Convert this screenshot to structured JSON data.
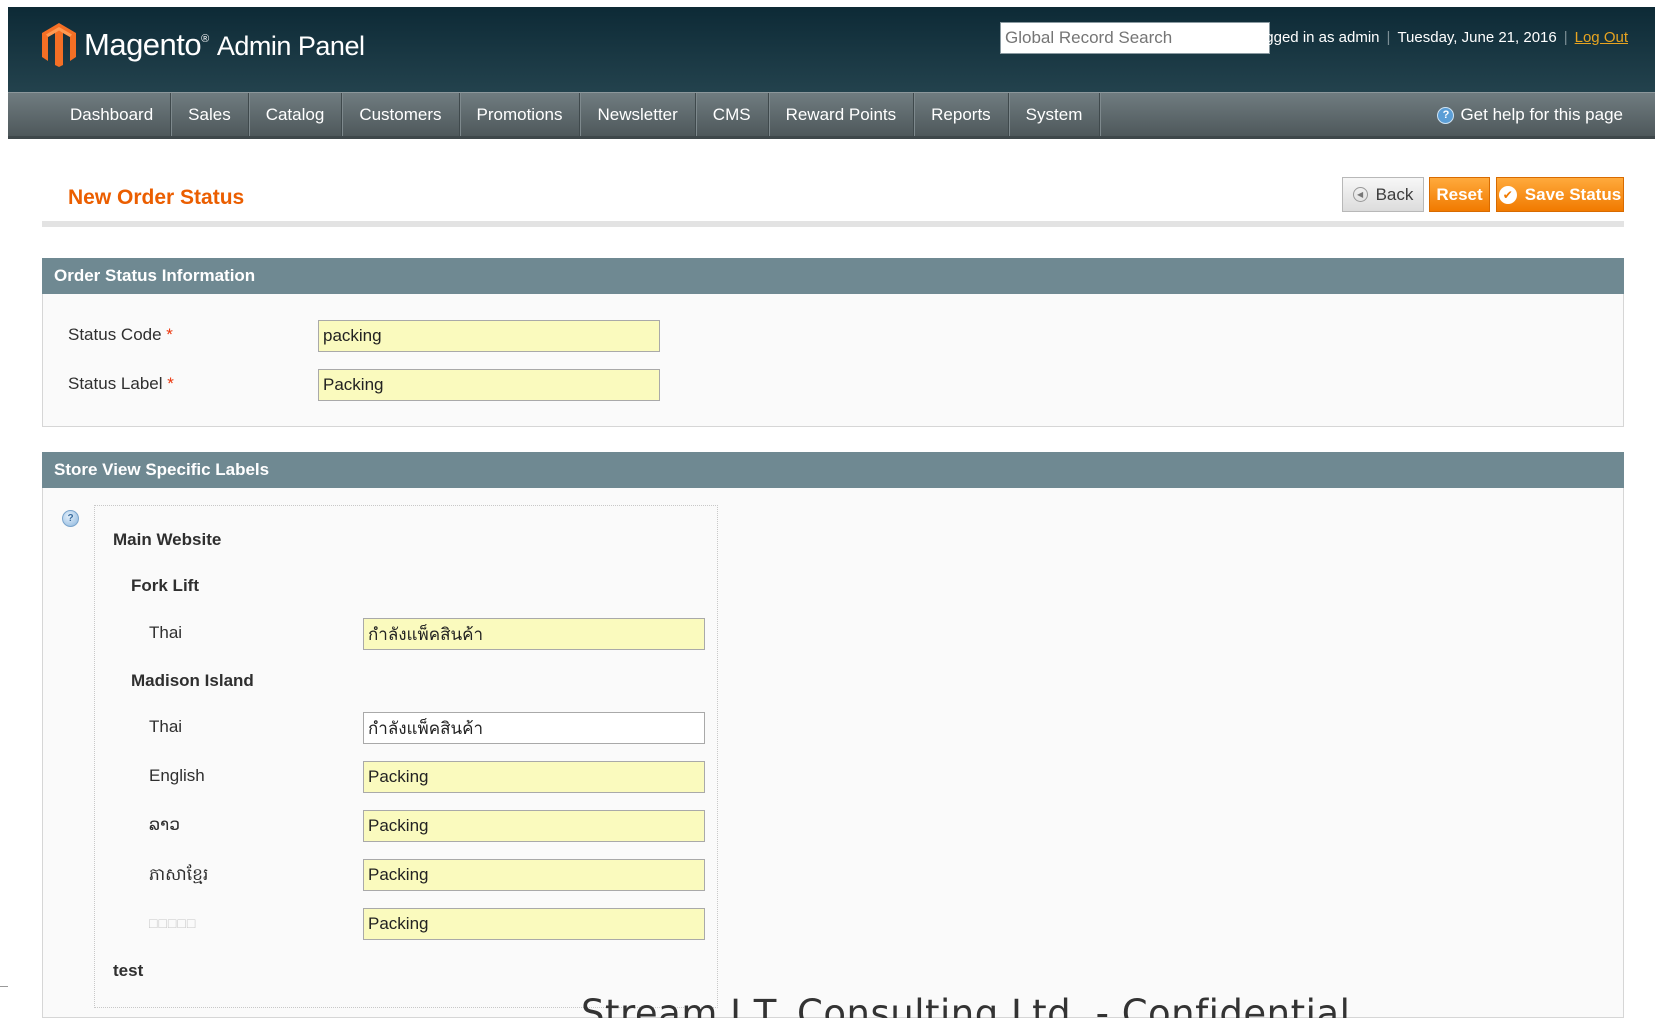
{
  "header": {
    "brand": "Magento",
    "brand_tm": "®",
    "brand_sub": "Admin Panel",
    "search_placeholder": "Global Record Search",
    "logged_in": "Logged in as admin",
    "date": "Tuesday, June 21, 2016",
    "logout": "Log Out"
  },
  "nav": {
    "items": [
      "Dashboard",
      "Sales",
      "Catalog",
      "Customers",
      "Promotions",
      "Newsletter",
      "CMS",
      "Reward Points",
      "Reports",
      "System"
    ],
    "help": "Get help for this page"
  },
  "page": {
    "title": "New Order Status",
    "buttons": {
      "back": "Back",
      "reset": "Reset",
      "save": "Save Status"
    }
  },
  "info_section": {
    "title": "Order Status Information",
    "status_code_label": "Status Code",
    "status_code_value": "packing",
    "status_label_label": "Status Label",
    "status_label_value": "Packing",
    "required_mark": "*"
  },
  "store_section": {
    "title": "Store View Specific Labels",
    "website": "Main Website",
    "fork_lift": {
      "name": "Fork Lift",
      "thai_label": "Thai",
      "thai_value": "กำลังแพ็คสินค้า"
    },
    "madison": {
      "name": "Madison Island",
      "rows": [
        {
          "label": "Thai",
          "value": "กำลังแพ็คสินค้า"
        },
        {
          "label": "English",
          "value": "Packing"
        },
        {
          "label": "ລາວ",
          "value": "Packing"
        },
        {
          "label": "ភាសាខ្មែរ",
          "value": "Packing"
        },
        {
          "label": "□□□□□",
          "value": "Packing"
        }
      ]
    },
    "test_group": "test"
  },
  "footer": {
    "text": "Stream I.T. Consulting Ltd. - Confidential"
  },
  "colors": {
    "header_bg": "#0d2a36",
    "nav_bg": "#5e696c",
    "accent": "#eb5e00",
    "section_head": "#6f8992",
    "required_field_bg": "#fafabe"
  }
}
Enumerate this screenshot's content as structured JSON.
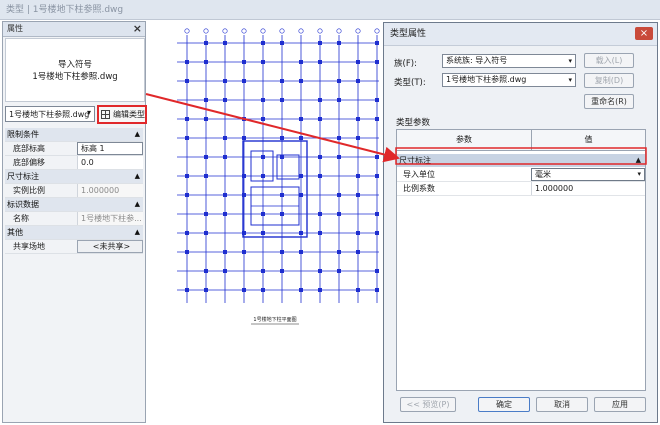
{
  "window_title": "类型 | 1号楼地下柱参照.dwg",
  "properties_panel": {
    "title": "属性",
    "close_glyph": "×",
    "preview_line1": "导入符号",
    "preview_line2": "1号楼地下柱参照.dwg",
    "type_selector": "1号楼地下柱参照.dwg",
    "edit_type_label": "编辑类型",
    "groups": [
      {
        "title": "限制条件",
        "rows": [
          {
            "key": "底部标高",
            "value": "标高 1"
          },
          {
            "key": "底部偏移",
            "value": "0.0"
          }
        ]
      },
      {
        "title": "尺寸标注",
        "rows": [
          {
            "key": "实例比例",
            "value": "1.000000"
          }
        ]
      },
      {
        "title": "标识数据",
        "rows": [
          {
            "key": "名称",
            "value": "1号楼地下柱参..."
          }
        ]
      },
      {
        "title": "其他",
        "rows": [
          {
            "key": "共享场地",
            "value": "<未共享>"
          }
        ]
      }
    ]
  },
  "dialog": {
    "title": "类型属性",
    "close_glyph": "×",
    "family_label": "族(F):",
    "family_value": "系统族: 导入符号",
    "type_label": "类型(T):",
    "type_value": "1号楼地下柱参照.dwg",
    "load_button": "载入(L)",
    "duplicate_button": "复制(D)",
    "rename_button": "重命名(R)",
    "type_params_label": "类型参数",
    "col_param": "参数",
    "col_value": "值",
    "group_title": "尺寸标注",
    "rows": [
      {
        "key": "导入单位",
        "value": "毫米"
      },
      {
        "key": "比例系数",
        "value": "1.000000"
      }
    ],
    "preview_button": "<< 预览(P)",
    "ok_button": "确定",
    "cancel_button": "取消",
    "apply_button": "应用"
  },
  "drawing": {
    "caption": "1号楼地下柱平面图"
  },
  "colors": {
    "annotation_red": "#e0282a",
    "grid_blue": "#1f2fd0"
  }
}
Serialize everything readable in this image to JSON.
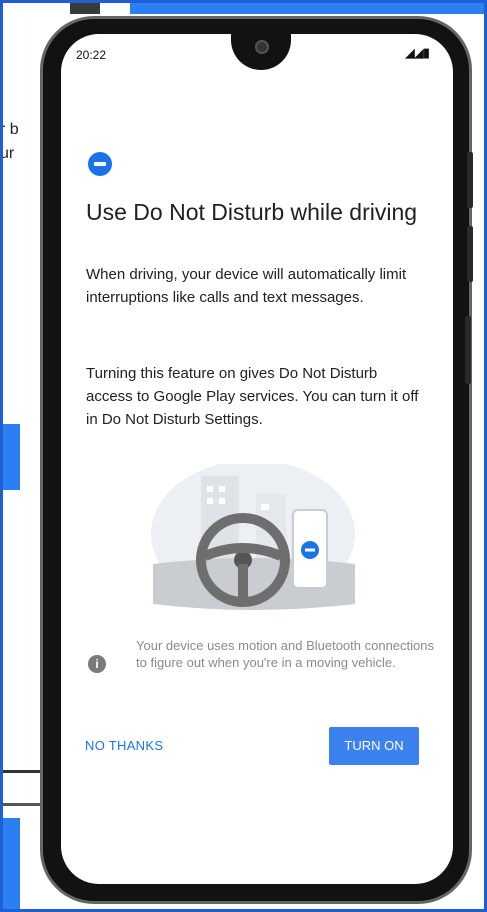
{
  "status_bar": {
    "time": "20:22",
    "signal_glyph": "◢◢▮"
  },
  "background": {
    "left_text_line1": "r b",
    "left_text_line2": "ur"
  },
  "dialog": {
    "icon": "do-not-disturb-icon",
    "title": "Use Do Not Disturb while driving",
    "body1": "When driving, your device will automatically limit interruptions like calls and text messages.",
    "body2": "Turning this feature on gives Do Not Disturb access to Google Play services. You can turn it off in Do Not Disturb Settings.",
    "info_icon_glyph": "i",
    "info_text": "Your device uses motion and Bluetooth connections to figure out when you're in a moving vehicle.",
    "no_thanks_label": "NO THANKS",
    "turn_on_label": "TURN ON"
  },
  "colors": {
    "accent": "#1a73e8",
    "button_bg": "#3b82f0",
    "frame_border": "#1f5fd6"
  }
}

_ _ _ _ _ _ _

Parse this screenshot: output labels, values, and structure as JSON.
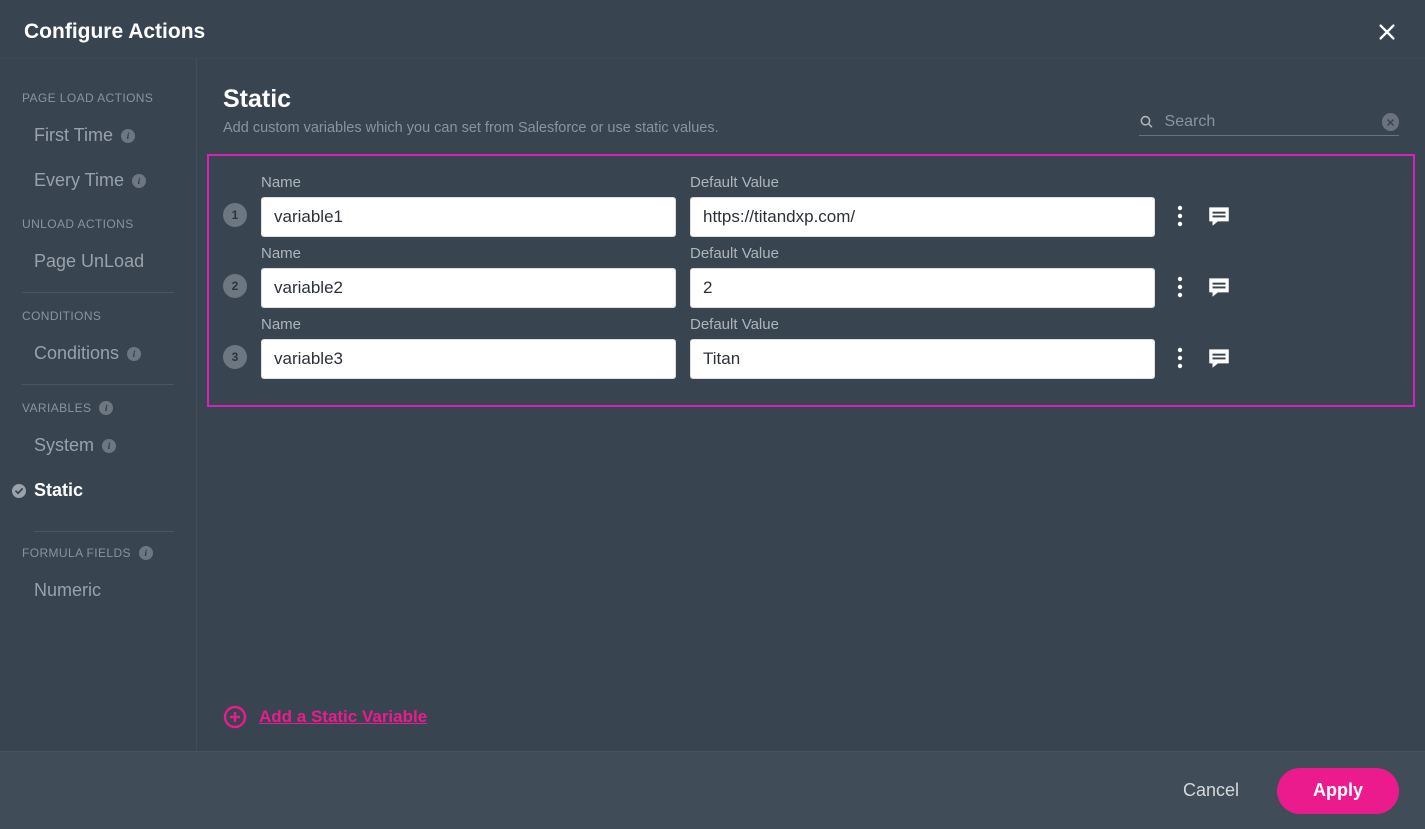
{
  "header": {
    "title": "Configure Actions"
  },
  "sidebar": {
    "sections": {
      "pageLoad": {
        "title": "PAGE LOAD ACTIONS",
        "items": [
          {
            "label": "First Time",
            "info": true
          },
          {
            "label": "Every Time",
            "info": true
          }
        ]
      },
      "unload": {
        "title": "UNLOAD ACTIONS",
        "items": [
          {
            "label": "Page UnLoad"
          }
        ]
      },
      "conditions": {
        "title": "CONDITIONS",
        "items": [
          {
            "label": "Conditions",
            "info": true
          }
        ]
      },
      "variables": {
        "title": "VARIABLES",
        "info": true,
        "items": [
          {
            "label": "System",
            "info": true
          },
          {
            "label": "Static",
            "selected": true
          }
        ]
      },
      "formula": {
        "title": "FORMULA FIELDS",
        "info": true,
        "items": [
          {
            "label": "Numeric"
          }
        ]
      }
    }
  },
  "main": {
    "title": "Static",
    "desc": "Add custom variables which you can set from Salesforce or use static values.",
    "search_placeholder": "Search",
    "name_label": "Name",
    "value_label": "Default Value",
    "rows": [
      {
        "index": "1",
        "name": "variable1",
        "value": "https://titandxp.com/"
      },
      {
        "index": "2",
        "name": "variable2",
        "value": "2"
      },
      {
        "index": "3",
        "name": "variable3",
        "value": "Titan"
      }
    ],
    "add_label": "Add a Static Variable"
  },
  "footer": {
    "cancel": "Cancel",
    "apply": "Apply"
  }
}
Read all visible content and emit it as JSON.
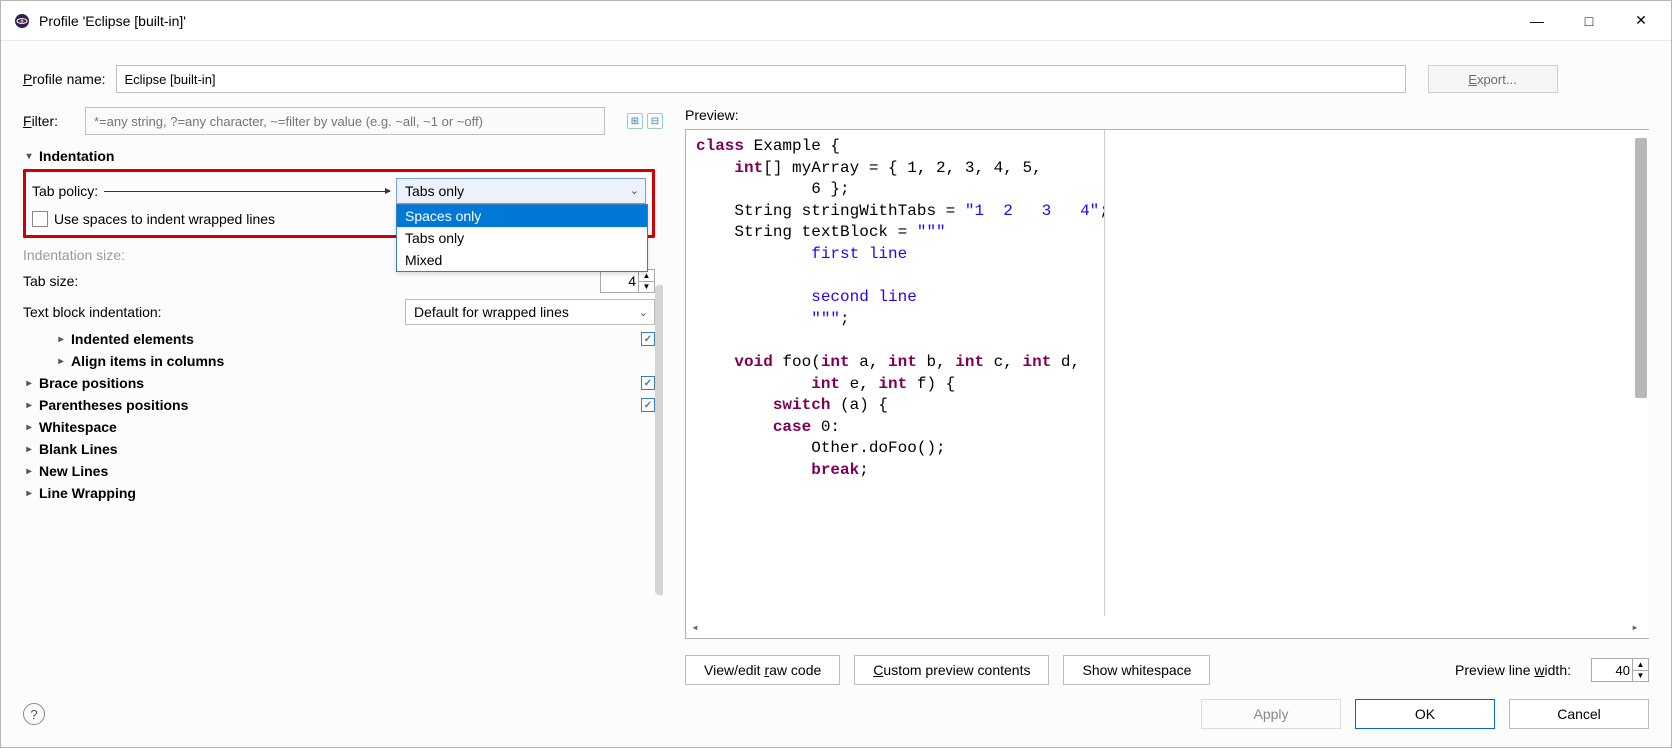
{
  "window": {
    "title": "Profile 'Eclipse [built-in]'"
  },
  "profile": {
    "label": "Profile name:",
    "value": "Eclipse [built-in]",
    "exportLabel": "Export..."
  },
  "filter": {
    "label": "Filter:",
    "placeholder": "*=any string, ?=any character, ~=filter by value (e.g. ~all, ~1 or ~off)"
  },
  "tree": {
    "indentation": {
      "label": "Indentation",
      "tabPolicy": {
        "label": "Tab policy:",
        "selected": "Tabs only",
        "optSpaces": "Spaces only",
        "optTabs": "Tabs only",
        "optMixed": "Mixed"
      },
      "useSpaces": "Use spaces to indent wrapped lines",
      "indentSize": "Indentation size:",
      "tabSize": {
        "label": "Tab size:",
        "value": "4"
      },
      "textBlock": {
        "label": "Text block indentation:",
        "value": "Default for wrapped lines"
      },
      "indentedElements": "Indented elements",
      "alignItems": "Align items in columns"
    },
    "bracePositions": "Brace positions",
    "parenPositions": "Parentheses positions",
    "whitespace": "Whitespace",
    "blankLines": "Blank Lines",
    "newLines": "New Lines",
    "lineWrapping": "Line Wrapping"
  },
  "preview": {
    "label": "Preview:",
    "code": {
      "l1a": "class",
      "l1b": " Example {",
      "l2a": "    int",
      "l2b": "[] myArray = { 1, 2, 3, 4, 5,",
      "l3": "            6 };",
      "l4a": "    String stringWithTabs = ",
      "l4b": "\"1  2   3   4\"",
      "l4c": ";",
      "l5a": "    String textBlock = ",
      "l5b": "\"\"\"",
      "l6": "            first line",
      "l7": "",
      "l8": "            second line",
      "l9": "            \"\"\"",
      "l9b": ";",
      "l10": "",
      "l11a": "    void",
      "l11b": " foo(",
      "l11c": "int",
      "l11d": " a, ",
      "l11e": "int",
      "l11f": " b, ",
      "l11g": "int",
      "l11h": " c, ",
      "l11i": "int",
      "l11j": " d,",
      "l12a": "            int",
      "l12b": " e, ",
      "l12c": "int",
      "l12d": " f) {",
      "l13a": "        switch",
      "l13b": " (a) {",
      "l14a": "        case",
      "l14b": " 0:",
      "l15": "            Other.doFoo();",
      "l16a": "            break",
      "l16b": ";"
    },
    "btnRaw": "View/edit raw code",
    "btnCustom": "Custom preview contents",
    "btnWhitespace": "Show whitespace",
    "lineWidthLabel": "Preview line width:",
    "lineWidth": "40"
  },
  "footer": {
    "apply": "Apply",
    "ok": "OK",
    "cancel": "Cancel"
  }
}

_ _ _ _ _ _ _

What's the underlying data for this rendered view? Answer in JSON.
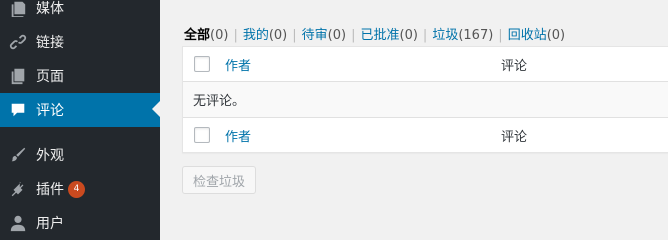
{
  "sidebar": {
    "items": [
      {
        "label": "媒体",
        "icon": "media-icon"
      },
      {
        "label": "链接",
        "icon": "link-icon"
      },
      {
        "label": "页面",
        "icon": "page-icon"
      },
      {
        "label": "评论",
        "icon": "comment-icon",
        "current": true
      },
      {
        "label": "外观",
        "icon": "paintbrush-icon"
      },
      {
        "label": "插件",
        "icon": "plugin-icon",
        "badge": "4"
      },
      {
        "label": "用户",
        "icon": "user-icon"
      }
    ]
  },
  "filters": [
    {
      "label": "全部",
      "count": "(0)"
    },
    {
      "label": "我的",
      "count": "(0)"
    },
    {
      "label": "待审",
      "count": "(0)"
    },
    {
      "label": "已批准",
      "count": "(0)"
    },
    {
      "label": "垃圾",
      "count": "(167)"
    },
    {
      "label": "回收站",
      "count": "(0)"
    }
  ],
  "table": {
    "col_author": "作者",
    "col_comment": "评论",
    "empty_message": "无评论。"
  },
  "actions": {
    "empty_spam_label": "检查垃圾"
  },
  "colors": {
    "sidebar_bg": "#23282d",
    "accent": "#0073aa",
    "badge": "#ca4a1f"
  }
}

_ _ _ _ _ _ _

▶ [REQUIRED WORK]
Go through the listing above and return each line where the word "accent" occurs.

▶ [RESPONSE]
    "accent": "#eb5e00",
    "accent": "#1a73e8",
    "accent": "#0073aa",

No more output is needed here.